[Data records for software interfaces]
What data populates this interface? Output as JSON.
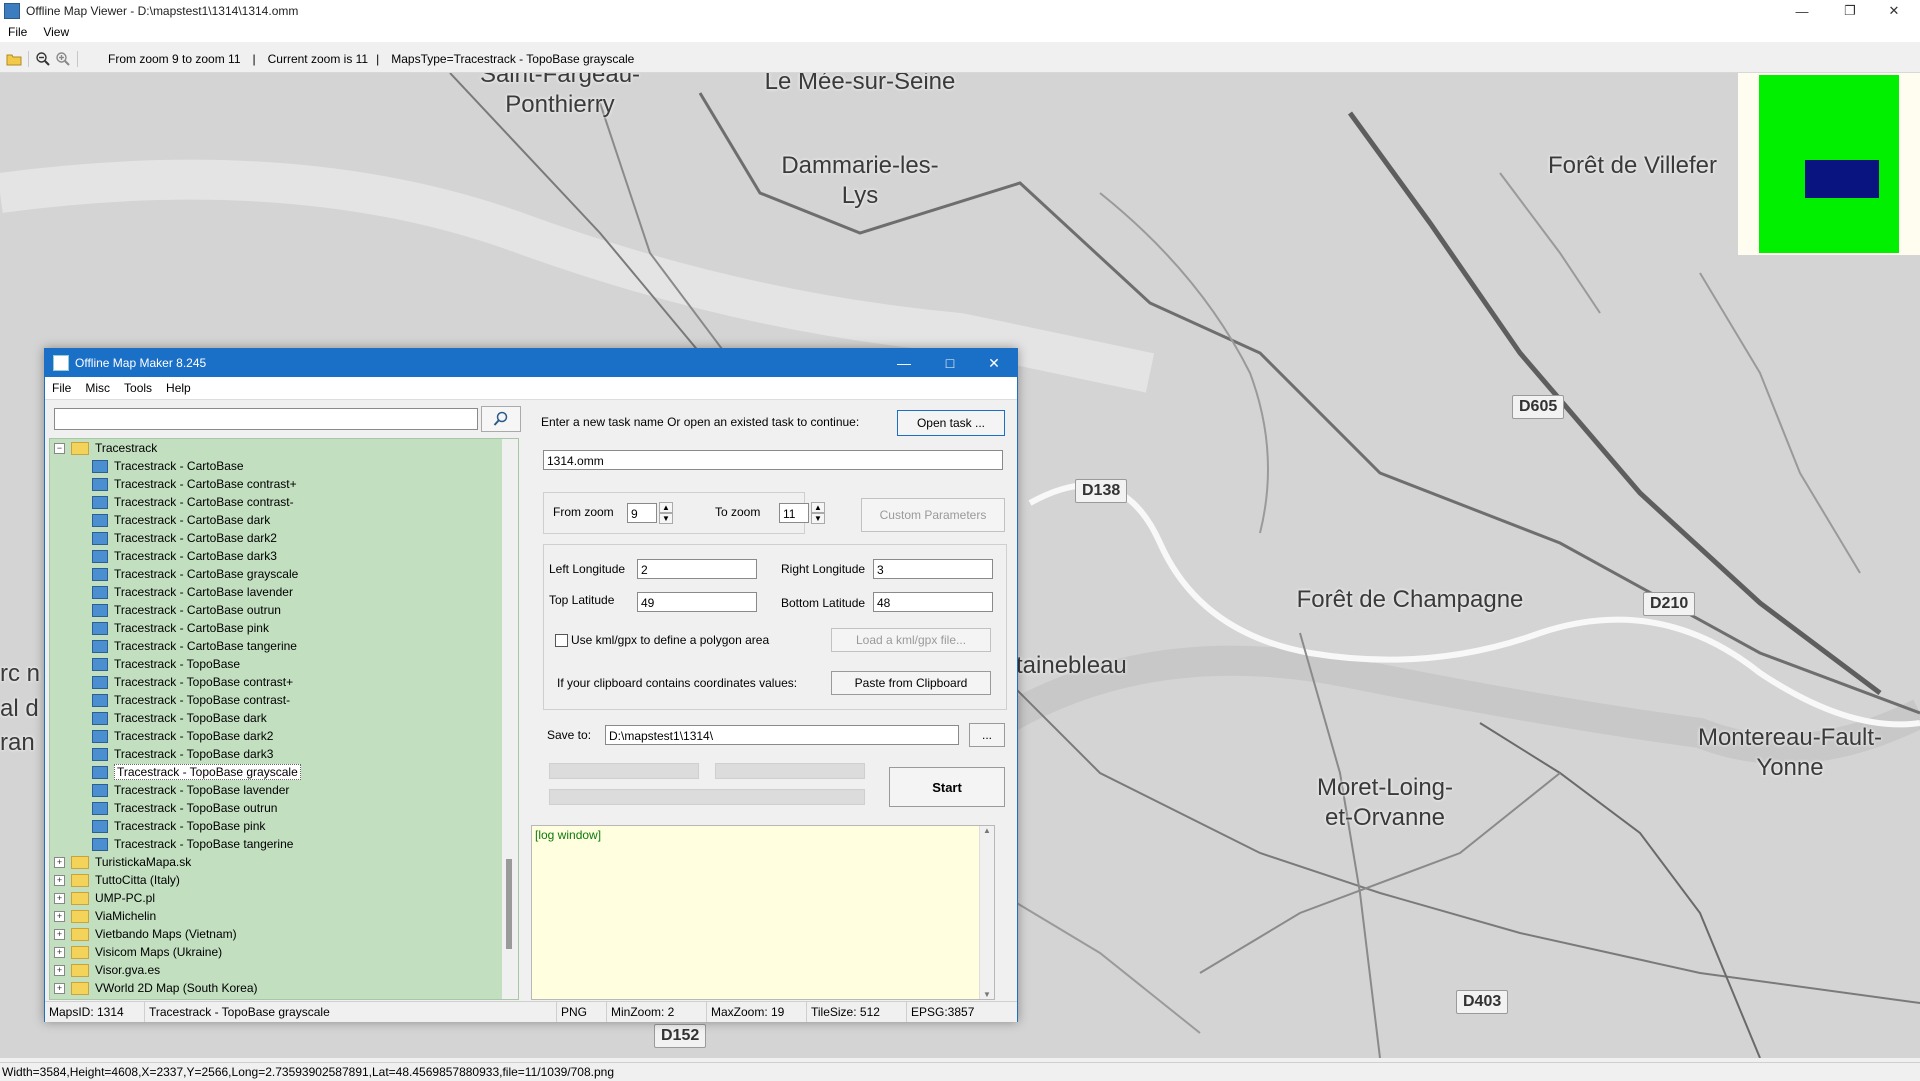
{
  "window": {
    "title": "Offline Map Viewer - D:\\mapstest1\\1314\\1314.omm",
    "controls": {
      "minimize": "—",
      "restore": "❐",
      "close": "✕"
    }
  },
  "menu": [
    "File",
    "View"
  ],
  "toolbar": {
    "icons": [
      "open-folder-icon",
      "zoom-out-icon",
      "zoom-in-icon"
    ],
    "zoom_range": "From zoom 9 to zoom 11",
    "current_zoom": "Current zoom is 11",
    "maps_type": "MapsType=Tracestrack - TopoBase grayscale",
    "separator": "|"
  },
  "map": {
    "places": [
      "Saint-Fargeau-\nPonthierry",
      "Le Mée-sur-Seine",
      "Dammarie-les-\nLys",
      "Forêt de Villefer",
      "Forêt de Champagne",
      "tainebleau",
      "Montereau-Fault-\nYonne",
      "Moret-Loing-\net-Orvanne",
      "rc n",
      "al d",
      "ran"
    ],
    "roads": [
      "D605",
      "D138",
      "D210",
      "D403",
      "D152"
    ],
    "colors": {
      "overview_green": "#00f000",
      "overview_blue": "#0a1480"
    }
  },
  "status_main": "Width=3584,Height=4608,X=2337,Y=2566,Long=2.73593902587891,Lat=48.4569857880933,file=11/1039/708.png",
  "dialog": {
    "title": "Offline Map Maker 8.245",
    "menu": [
      "File",
      "Misc",
      "Tools",
      "Help"
    ],
    "search_value": "",
    "tree": {
      "root": "Tracestrack",
      "children": [
        "Tracestrack - CartoBase",
        "Tracestrack - CartoBase contrast+",
        "Tracestrack - CartoBase contrast-",
        "Tracestrack - CartoBase dark",
        "Tracestrack - CartoBase dark2",
        "Tracestrack - CartoBase dark3",
        "Tracestrack - CartoBase grayscale",
        "Tracestrack - CartoBase lavender",
        "Tracestrack - CartoBase outrun",
        "Tracestrack - CartoBase pink",
        "Tracestrack - CartoBase tangerine",
        "Tracestrack - TopoBase",
        "Tracestrack - TopoBase contrast+",
        "Tracestrack - TopoBase contrast-",
        "Tracestrack - TopoBase dark",
        "Tracestrack - TopoBase dark2",
        "Tracestrack - TopoBase dark3",
        "Tracestrack - TopoBase grayscale",
        "Tracestrack - TopoBase lavender",
        "Tracestrack - TopoBase outrun",
        "Tracestrack - TopoBase pink",
        "Tracestrack - TopoBase tangerine"
      ],
      "selected": "Tracestrack - TopoBase grayscale",
      "folders": [
        "TuristickaMapa.sk",
        "TuttoCitta (Italy)",
        "UMP-PC.pl",
        "ViaMichelin",
        "Vietbando Maps (Vietnam)",
        "Visicom Maps (Ukraine)",
        "Visor.gva.es",
        "VWorld 2D Map (South Korea)"
      ]
    },
    "task_prompt": "Enter a new task name Or open an existed task to continue:",
    "open_task": "Open task ...",
    "task_name": "1314.omm",
    "from_zoom_label": "From zoom",
    "from_zoom": "9",
    "to_zoom_label": "To zoom",
    "to_zoom": "11",
    "custom_params": "Custom Parameters",
    "left_lon_label": "Left Longitude",
    "left_lon": "2",
    "right_lon_label": "Right Longitude",
    "right_lon": "3",
    "top_lat_label": "Top Latitude",
    "top_lat": "49",
    "bottom_lat_label": "Bottom Latitude",
    "bottom_lat": "48",
    "use_kml": "Use kml/gpx to define a polygon area",
    "load_kml": "Load a kml/gpx file...",
    "clipboard_label": "If your clipboard contains coordinates values:",
    "paste_clipboard": "Paste from Clipboard",
    "save_to_label": "Save to:",
    "save_to": "D:\\mapstest1\\1314\\",
    "browse": "...",
    "start": "Start",
    "progress": [
      0,
      0,
      0
    ],
    "log": "[log window]",
    "status": {
      "maps_id": "MapsID: 1314",
      "map_name": "Tracestrack - TopoBase grayscale",
      "format": "PNG",
      "min_zoom": "MinZoom: 2",
      "max_zoom": "MaxZoom: 19",
      "tile_size": "TileSize: 512",
      "epsg": "EPSG:3857"
    }
  }
}
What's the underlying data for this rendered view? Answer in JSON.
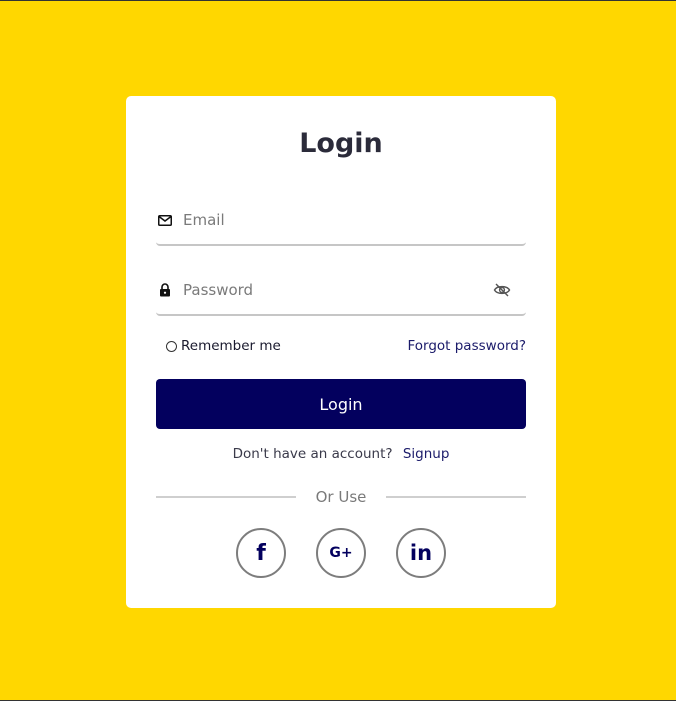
{
  "colors": {
    "background": "#ffd700",
    "card": "#ffffff",
    "primary": "#03005e",
    "muted": "#7a7a7a"
  },
  "form": {
    "title": "Login",
    "email": {
      "placeholder": "Email",
      "value": "",
      "icon": "envelope-icon"
    },
    "password": {
      "placeholder": "Password",
      "value": "",
      "icon": "lock-icon",
      "toggle_icon": "eye-off-icon"
    },
    "remember_label": "Remember me",
    "remember_checked": false,
    "forgot_label": "Forgot password?",
    "submit_label": "Login",
    "signup_prompt": "Don't have an account?",
    "signup_label": "Signup",
    "divider_label": "Or Use"
  },
  "socials": [
    {
      "name": "facebook",
      "glyph": "f"
    },
    {
      "name": "google-plus",
      "glyph": "G+"
    },
    {
      "name": "linkedin",
      "glyph": "in"
    }
  ]
}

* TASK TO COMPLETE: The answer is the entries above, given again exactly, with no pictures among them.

* SOLVED PROBLEM:
What data populates this interface? Output as JSON.
{
  "window": {
    "title": "Offline Map Viewer - D:\\mapstest1\\1314\\1314.omm",
    "controls": {
      "minimize": "—",
      "restore": "❐",
      "close": "✕"
    }
  },
  "menu": [
    "File",
    "View"
  ],
  "toolbar": {
    "icons": [
      "open-folder-icon",
      "zoom-out-icon",
      "zoom-in-icon"
    ],
    "zoom_range": "From zoom 9 to zoom 11",
    "current_zoom": "Current zoom is 11",
    "maps_type": "MapsType=Tracestrack - TopoBase grayscale",
    "separator": "|"
  },
  "map": {
    "places": [
      "Saint-Fargeau-\nPonthierry",
      "Le Mée-sur-Seine",
      "Dammarie-les-\nLys",
      "Forêt de Villefer",
      "Forêt de Champagne",
      "tainebleau",
      "Montereau-Fault-\nYonne",
      "Moret-Loing-\net-Orvanne",
      "rc n",
      "al d",
      "ran"
    ],
    "roads": [
      "D605",
      "D138",
      "D210",
      "D403",
      "D152"
    ],
    "colors": {
      "overview_green": "#00f000",
      "overview_blue": "#0a1480"
    }
  },
  "status_main": "Width=3584,Height=4608,X=2337,Y=2566,Long=2.73593902587891,Lat=48.4569857880933,file=11/1039/708.png",
  "dialog": {
    "title": "Offline Map Maker 8.245",
    "menu": [
      "File",
      "Misc",
      "Tools",
      "Help"
    ],
    "search_value": "",
    "tree": {
      "root": "Tracestrack",
      "children": [
        "Tracestrack - CartoBase",
        "Tracestrack - CartoBase contrast+",
        "Tracestrack - CartoBase contrast-",
        "Tracestrack - CartoBase dark",
        "Tracestrack - CartoBase dark2",
        "Tracestrack - CartoBase dark3",
        "Tracestrack - CartoBase grayscale",
        "Tracestrack - CartoBase lavender",
        "Tracestrack - CartoBase outrun",
        "Tracestrack - CartoBase pink",
        "Tracestrack - CartoBase tangerine",
        "Tracestrack - TopoBase",
        "Tracestrack - TopoBase contrast+",
        "Tracestrack - TopoBase contrast-",
        "Tracestrack - TopoBase dark",
        "Tracestrack - TopoBase dark2",
        "Tracestrack - TopoBase dark3",
        "Tracestrack - TopoBase grayscale",
        "Tracestrack - TopoBase lavender",
        "Tracestrack - TopoBase outrun",
        "Tracestrack - TopoBase pink",
        "Tracestrack - TopoBase tangerine"
      ],
      "selected": "Tracestrack - TopoBase grayscale",
      "folders": [
        "TuristickaMapa.sk",
        "TuttoCitta (Italy)",
        "UMP-PC.pl",
        "ViaMichelin",
        "Vietbando Maps (Vietnam)",
        "Visicom Maps (Ukraine)",
        "Visor.gva.es",
        "VWorld 2D Map (South Korea)"
      ]
    },
    "task_prompt": "Enter a new task name Or open an existed task to continue:",
    "open_task": "Open task ...",
    "task_name": "1314.omm",
    "from_zoom_label": "From zoom",
    "from_zoom": "9",
    "to_zoom_label": "To zoom",
    "to_zoom": "11",
    "custom_params": "Custom Parameters",
    "left_lon_label": "Left Longitude",
    "left_lon": "2",
    "right_lon_label": "Right Longitude",
    "right_lon": "3",
    "top_lat_label": "Top Latitude",
    "top_lat": "49",
    "bottom_lat_label": "Bottom Latitude",
    "bottom_lat": "48",
    "use_kml": "Use kml/gpx to define a polygon area",
    "load_kml": "Load a kml/gpx file...",
    "clipboard_label": "If your clipboard contains coordinates values:",
    "paste_clipboard": "Paste from Clipboard",
    "save_to_label": "Save to:",
    "save_to": "D:\\mapstest1\\1314\\",
    "browse": "...",
    "start": "Start",
    "progress": [
      0,
      0,
      0
    ],
    "log": "[log window]",
    "status": {
      "maps_id": "MapsID: 1314",
      "map_name": "Tracestrack - TopoBase grayscale",
      "format": "PNG",
      "min_zoom": "MinZoom: 2",
      "max_zoom": "MaxZoom: 19",
      "tile_size": "TileSize: 512",
      "epsg": "EPSG:3857"
    }
  }
}
What's the underlying data for this rendered view? Answer in JSON.
{
  "colors": {
    "background": "#ffd700",
    "card": "#ffffff",
    "primary": "#03005e",
    "muted": "#7a7a7a"
  },
  "form": {
    "title": "Login",
    "email": {
      "placeholder": "Email",
      "value": "",
      "icon": "envelope-icon"
    },
    "password": {
      "placeholder": "Password",
      "value": "",
      "icon": "lock-icon",
      "toggle_icon": "eye-off-icon"
    },
    "remember_label": "Remember me",
    "remember_checked": false,
    "forgot_label": "Forgot password?",
    "submit_label": "Login",
    "signup_prompt": "Don't have an account?",
    "signup_label": "Signup",
    "divider_label": "Or Use"
  },
  "socials": [
    {
      "name": "facebook",
      "glyph": "f"
    },
    {
      "name": "google-plus",
      "glyph": "G+"
    },
    {
      "name": "linkedin",
      "glyph": "in"
    }
  ]
}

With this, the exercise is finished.